**WORK ITEM**
Search the data for the string "name" and extract every line where it appears.

**WORKING DATA**
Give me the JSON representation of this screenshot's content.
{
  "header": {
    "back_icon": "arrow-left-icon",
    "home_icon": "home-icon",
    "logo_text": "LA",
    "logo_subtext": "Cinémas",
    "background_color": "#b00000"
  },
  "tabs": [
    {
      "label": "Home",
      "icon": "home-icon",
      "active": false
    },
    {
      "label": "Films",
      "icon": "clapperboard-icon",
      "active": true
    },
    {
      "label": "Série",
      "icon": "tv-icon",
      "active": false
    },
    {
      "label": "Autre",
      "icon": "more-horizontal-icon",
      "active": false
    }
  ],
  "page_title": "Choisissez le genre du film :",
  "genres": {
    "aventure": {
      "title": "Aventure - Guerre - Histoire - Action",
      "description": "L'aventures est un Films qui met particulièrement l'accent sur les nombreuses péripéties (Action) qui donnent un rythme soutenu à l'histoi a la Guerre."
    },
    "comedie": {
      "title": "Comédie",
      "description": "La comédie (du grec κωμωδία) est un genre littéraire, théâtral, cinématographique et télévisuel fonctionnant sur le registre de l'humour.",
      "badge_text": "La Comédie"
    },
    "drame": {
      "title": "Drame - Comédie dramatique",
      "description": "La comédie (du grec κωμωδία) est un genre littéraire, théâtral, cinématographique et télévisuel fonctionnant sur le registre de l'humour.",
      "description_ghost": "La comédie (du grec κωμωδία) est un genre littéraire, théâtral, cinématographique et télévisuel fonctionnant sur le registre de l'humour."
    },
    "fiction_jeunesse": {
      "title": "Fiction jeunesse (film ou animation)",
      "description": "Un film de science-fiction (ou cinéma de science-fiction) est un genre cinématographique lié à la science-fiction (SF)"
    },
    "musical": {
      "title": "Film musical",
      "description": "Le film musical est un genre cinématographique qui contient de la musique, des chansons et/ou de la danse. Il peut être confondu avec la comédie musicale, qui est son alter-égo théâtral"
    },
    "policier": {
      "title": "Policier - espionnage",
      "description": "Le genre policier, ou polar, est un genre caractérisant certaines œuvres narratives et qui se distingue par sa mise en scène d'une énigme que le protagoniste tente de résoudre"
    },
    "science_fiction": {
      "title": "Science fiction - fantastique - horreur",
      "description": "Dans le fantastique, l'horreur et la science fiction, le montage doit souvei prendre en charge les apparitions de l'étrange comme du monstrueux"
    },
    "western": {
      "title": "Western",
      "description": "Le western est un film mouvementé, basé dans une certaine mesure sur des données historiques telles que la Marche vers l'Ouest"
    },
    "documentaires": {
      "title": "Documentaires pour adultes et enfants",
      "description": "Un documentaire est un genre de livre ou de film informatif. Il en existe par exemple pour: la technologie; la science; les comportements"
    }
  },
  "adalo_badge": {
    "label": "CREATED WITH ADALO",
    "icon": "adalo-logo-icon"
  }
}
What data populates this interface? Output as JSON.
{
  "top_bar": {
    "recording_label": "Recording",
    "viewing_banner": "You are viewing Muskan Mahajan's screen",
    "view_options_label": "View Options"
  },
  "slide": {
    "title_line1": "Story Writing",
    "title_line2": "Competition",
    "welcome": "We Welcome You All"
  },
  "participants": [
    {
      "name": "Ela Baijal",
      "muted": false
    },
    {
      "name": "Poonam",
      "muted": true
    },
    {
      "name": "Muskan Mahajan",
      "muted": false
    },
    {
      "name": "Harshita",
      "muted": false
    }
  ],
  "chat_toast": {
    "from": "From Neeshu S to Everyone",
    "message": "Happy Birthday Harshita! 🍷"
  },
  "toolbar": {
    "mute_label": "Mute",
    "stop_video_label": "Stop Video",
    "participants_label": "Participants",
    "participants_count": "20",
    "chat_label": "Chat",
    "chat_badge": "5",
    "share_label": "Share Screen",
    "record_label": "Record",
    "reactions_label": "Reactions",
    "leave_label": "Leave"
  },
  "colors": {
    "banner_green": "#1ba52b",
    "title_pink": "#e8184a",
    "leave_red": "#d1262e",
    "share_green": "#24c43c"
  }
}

**TASK ANSWER**
      "name": "Ela Baijal",
      "name": "Poonam",
      "name": "Muskan Mahajan",
      "name": "Harshita",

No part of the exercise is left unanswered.